■ **Work request**:
Print the entries verbatim, leaving out the images they contain.

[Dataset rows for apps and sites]
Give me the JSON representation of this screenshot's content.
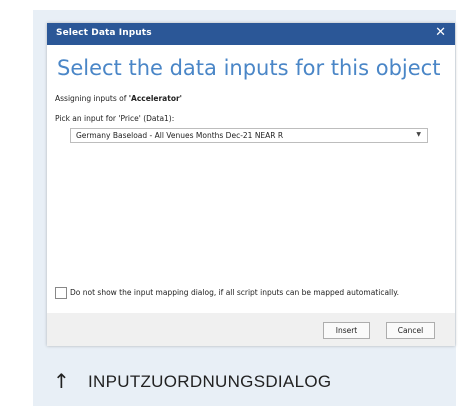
{
  "dialog": {
    "title": "Select Data Inputs",
    "close_icon": "close-icon",
    "heading": "Select the data inputs for this object",
    "assign_prefix": "Assigning inputs of ",
    "assign_object": "'Accelerator'",
    "pick_label": "Pick an input for 'Price' (Data1):",
    "select_value": "Germany Baseload - All Venues Months Dec-21 NEAR R",
    "select_caret": "▼",
    "checkbox_label": "Do not show the input mapping dialog, if all script inputs can be mapped automatically.",
    "checkbox_checked": false,
    "insert_label": "Insert",
    "cancel_label": "Cancel"
  },
  "banner": {
    "arrow_icon": "↑",
    "text": "INPUTZUORDNUNGSDIALOG"
  },
  "colors": {
    "titlebar": "#2b5797",
    "heading": "#4a86c7",
    "panel": "#e8eff6"
  }
}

■ **Result of this exercise**:
Give me the JSON representation of this screenshot's content.
{
  "dialog": {
    "title": "Select Data Inputs",
    "close_icon": "close-icon",
    "heading": "Select the data inputs for this object",
    "assign_prefix": "Assigning inputs of ",
    "assign_object": "'Accelerator'",
    "pick_label": "Pick an input for 'Price' (Data1):",
    "select_value": "Germany Baseload - All Venues Months Dec-21 NEAR R",
    "select_caret": "▼",
    "checkbox_label": "Do not show the input mapping dialog, if all script inputs can be mapped automatically.",
    "checkbox_checked": false,
    "insert_label": "Insert",
    "cancel_label": "Cancel"
  },
  "banner": {
    "arrow_icon": "↑",
    "text": "INPUTZUORDNUNGSDIALOG"
  },
  "colors": {
    "titlebar": "#2b5797",
    "heading": "#4a86c7",
    "panel": "#e8eff6"
  }
}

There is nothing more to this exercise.